Rehabilitation of a compromised maxillectomy defect with a definitive hollow bulb obturator
Kulashekar N Reddy, IN Aparna, Veena Hegde
October-December 2008, 8(4):221-224
DOI:10.4103/0972-4052.49187  
The maxillofacial patient can experience unique alterations in the normal oral / craniofacial environment because of maxillofacial trauma, congenital defects, developmental anomalies and neuromuscular diseases. In general, there is reduced capacity for residual teeth and tissue to provide optimal cross arch support, stability and retention. The design must take into account the tooth-tissue support considerations and the impact of the altered environment on prosthesis support, stability and retention. The present article is a case report of the rehabilitation of a compromised Aramany class II maxillectomy defect with a definitive hollow bulb obturator.
  2,198 346 -
ORIGINAL ARTICLES
A comparative in-vitro microbiological study to evaluate the penetration by Candida albicans of different heat cure acrylic resins after denture brush abrasion
Amit Dua, Sukanya , KR Kashinath, Sandhya
October-December 2008, 8(4):207-212
DOI:10.4103/0972-4052.49184  
Context: Failure to maintain adequate hygiene and surface roughness of the denture have been shown to be associated with a high level of oral Candida colonization. Aims: To evaluate and compare the short term adhesion and long term penetration of Candida albicans into different types of heat cure acrylic materials, with and without denture brush abrasion and to compare the adherence and penetration among these materials. Material and Methods: Three different heat cure denture base materials viz., DPI high impact, DPI conventional and DPI tooth colored were used in the study. Thirty-one test samples were fabricated for each. Nineteen test samples were subjected to brushing. All of them were incubated and examined for adherence using fluorescent microscopy at time intervals of one hour and six weeks, and for penetration after six weeks of incubation. Statistical Analysis Used: Analysis of variance (ANOVA) was used to compare the mean Candida albicans cells of the various denture base materials at one hour adherence, six weeks adherence and six weeks penetration. Results: There was less surface adherence and penetration in high impact denture material as compared to conventional and tooth colored ones. Conclusions: High impact acrylic resin shows less adherence and penetration of Candidial cells compared to the conventional and tooth colored acrylic resins.Brushing alone does not completely eradicate all the Candidial cells present.Samples brushed initially show more Candidial cells as compared to unbrushed ones.

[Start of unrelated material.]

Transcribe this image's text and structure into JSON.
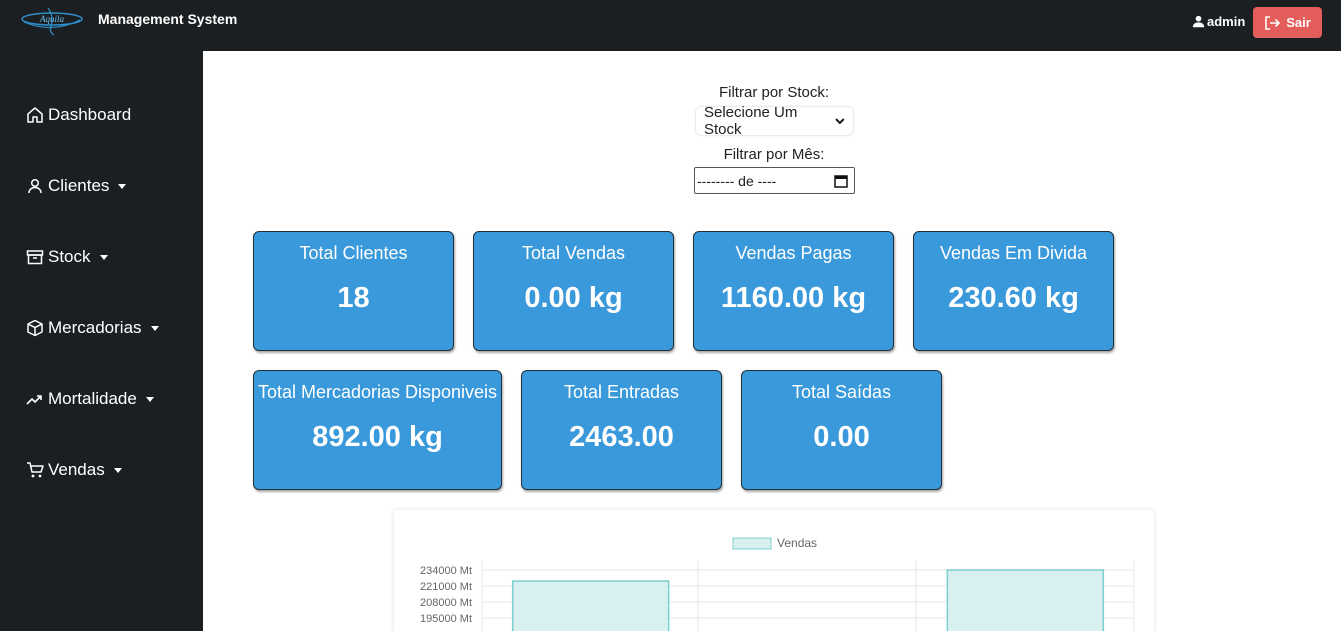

  2,098 271 1
EDITORIAL
My reminiscence as Editor of Journal of Indian Prosthodontic Society
SJ Nagda
October-December 2008, 8(4):177-177
DOI:10.4103/0972-4052.49178  
  2,109 253 -
CLINICAL REPORTS
Replacement of an upper central incisor with an implant supported crown: A case report to achieve acceptable esthetics for a malpositioned implant
Nur Hersek, Hasan Onder Gumus, Ferda Tasar, Mustafa Saysel
October-December 2008, 8(4):213-215
DOI:10.4103/0972-4052.49185  
Esthetics in implantology is a topic currently attracting a lot of attention from dental implantologists all over the world. It includes both white and red esthetics with much greater importance given to red esthetics. An ideal implant position in all 3 dimensions is required. These mesiodistal, apicocoronal, and orofacial dimensions are well described, defining "comfort" and "danger" zones for proper implant position in the anterior maxilla. Adequate bone base is usually a prerequisite for functionally and esthetically optimal reconstruction of the soft tissue architecture around a dental implant. When implants are malpositioned axially, prefabricated angled abutments or custom abutments may be used for restoration to acceptable function and comfort.
  2,044 296 -